The Tactical Mission Graphic for Control. Control was one of the most common tasks assigned to companies and platoons during the Afghanistan and Iraq wars. A tactical mission task is a specific task performed by a unit and the Army has detailed definitions for all tactical mission tasks. The definition of control is “A tactical mission task that requires the commander to maintain physical influence over a specified area to prevent its use by an enemy or to create conditions necessary for successful friendly operations.” (Army Doctrine Publication (ADP) 1-02 Terms and Military Symbols). Having a graphic is important because Soldiers, platoons and companies do things on the ground, and a graphic is placed on a map, which helps communicate the what and where. It also aids planners in carefully considering what they want those companies and platoons to do. Drawing operational approaches with lines of effort is easy – translating those lines of effort to tactical tasks conducted on the ground is hard. This is one of the reasons that I’m disappointed that the Army, as it shifts its focus to preparing for a war with Russia, has dropped the Control Tactical Mission Graphic from doctrine. It retains the term, but the graphic is no longer included in Chapter 9 of ADP 1-02 (see the 2018 edition linked to above). It was in the 2013 edition and I believe that the Army should not reduce the number of tactical mission graphics useful for stability operations, but instead increase them, so that it has a rich set of tools to enable planners to get beyond lines of effort and onto a map.
The Belt of Truth. This is a reference from Ephesians 6:14. The Bible is discussing spiritual warfare, but the foundation for victory in all warfare is truth. The Art of War by Sun Tzu emphasizes the importance of truth by devoting its first chapter to estimates (the process of understanding truth) and later states “know the enemy and know yourself, in a hundred battles you will never be in peril”. Understanding your own forces, the enemy, the terrain and the situation seems like simple common sense. Despite this, it has not been present in our modern wars.
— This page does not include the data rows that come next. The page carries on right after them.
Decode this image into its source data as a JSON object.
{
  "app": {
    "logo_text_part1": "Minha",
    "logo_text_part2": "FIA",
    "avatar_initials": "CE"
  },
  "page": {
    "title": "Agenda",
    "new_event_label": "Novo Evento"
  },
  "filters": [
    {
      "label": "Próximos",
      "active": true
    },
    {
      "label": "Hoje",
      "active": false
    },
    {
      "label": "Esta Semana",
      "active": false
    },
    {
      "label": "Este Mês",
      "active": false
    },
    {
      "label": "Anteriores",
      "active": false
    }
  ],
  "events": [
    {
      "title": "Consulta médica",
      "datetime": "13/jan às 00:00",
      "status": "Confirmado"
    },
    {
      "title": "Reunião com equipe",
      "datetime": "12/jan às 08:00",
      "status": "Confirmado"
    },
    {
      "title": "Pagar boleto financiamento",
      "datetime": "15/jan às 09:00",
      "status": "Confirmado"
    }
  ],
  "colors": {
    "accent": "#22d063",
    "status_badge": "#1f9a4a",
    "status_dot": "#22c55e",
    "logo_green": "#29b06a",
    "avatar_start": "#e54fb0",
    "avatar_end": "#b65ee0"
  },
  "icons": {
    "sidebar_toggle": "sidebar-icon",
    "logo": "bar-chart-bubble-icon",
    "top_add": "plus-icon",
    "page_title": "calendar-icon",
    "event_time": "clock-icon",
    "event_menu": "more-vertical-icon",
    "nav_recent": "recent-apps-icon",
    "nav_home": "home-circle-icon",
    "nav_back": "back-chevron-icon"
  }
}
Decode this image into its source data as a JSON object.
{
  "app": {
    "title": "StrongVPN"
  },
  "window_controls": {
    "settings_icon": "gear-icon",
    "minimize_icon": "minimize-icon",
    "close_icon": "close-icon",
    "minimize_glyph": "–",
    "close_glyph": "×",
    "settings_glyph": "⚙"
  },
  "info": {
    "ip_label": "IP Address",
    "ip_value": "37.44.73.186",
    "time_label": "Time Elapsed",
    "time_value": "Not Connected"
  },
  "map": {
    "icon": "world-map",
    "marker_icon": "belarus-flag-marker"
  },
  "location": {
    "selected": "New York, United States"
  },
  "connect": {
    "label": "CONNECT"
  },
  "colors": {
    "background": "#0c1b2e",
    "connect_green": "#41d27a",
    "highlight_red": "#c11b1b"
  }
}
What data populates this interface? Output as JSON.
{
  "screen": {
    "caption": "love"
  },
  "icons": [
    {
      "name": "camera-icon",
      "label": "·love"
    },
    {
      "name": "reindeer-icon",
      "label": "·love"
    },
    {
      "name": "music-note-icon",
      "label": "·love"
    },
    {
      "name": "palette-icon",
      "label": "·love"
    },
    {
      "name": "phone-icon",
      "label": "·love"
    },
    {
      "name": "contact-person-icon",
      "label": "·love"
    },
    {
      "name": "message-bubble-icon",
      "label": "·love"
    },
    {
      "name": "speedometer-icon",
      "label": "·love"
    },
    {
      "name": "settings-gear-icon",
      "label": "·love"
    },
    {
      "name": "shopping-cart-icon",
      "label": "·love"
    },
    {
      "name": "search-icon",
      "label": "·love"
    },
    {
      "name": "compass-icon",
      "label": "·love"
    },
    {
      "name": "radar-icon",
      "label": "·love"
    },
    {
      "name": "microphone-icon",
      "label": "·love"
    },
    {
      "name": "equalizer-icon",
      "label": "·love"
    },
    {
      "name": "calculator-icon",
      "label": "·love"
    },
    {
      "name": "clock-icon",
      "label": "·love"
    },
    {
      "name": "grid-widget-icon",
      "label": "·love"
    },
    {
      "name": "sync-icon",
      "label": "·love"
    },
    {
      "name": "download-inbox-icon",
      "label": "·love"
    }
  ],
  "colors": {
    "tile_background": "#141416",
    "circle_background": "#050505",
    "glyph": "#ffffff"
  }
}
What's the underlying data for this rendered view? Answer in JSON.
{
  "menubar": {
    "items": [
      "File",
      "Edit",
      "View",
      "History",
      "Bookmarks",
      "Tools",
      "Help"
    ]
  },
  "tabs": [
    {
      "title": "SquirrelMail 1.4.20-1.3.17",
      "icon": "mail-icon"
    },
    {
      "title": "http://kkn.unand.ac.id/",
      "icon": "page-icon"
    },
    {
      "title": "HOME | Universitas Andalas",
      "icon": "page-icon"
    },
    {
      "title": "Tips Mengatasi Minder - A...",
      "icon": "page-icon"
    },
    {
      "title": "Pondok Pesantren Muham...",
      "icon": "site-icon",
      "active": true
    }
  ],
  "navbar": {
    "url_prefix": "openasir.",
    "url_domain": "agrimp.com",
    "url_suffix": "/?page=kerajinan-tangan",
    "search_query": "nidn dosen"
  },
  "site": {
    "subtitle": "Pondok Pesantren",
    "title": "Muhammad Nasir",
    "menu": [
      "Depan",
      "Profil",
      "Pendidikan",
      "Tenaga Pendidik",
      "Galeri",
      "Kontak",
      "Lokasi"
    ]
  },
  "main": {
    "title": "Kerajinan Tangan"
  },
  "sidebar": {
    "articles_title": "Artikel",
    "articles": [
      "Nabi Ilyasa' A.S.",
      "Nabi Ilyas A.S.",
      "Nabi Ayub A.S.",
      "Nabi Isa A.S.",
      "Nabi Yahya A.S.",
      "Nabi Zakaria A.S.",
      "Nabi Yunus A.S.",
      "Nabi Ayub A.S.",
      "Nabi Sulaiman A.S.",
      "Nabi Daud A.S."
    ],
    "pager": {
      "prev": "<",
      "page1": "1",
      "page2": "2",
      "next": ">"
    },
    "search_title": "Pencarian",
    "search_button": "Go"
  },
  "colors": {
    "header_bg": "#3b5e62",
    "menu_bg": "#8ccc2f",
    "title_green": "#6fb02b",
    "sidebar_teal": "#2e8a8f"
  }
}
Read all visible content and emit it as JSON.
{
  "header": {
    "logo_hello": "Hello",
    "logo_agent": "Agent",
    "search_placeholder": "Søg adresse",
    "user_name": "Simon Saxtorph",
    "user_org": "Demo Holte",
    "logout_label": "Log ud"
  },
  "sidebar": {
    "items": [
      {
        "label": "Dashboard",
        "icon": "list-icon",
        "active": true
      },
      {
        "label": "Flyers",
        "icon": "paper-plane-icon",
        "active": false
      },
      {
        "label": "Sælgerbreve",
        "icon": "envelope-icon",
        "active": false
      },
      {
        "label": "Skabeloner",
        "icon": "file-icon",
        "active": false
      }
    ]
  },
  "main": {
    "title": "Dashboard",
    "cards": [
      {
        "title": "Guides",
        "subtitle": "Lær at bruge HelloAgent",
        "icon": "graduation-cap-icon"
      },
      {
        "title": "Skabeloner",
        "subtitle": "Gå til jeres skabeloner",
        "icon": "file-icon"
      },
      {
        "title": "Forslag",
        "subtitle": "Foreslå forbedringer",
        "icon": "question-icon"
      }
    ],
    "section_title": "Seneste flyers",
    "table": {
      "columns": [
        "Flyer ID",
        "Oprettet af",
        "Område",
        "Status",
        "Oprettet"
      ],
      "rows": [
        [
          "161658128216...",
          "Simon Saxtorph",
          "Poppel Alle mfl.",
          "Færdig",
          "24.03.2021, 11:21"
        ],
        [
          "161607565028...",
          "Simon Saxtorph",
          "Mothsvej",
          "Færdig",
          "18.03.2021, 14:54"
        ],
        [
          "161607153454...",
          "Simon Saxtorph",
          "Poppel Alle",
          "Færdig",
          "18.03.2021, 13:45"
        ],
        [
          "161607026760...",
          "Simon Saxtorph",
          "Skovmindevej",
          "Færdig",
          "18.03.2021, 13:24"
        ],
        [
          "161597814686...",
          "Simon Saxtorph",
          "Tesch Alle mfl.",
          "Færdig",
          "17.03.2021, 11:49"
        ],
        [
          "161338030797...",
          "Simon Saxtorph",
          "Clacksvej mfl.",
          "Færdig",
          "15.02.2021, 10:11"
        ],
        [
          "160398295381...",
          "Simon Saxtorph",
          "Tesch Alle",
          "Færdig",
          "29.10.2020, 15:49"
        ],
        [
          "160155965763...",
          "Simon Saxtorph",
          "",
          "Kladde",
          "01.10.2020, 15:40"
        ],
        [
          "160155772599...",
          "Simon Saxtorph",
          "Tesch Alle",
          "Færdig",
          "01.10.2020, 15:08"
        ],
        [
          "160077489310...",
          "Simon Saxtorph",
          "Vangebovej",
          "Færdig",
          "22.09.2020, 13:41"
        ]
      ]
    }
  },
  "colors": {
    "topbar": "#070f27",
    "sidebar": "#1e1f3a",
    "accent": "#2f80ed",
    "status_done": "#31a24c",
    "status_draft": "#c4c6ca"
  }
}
Supposedly an aide to President Bush said that “guys like [the reporter] were “in what we call the reality-based community,” which he defined as people who “believe that solutions emerge from your judicious study of discernible reality.” [the reporter] nodded and murmured something about enlightenment principles and empiricism. He cut [the reporter] off. “That’s not the way the world really works anymore,” he continued. “We’re an empire now, and when we act, we create our own reality. And while you’re studying that reality — judiciously, as you will — we’ll act again, creating other new realities, which you can study too, and that’s how things will sort out. We’re history’s actors . . . and you, all of you, will be left to just study what we do.” A positive interpretation of this is that the aide was simply talking about initiative, which is crucial in war. The tension between initiative and truth (reality) is reflected in the term “Military Art and Science.”
Soldiers have to study both to succeed in war. However, We Were Soldiers Once and Young by Moore and Galloway, and Attacks by Rommel both illustrate the danger of initiative ungrounded in truth. General Moore and Galloway tell the story of LT Herrick who led a charge against a vastly superior enemy force and was killed, along with most of his platoon. Rommel tells a story about when he charged three enemy soldiers with his bayonet … and they shot him. Rommel and Herrick’s initiative could not overcome the truth of their enemy’s bullets. Moving up from tactical level, our wars in Afghanistan and Iraq illustrate that all the art in the world can’t compensate for the science of geography, culture, population density, safe havens, etc. I believe President Eisenhower captures the dual nature of military art and science well when he states “plans are worthless, but planning is everything.” Yes, when battle is joined, a commander must exercise the art of war to win, including initiative, but before battle is joined, his victory should already be secured by quality planning based on truth.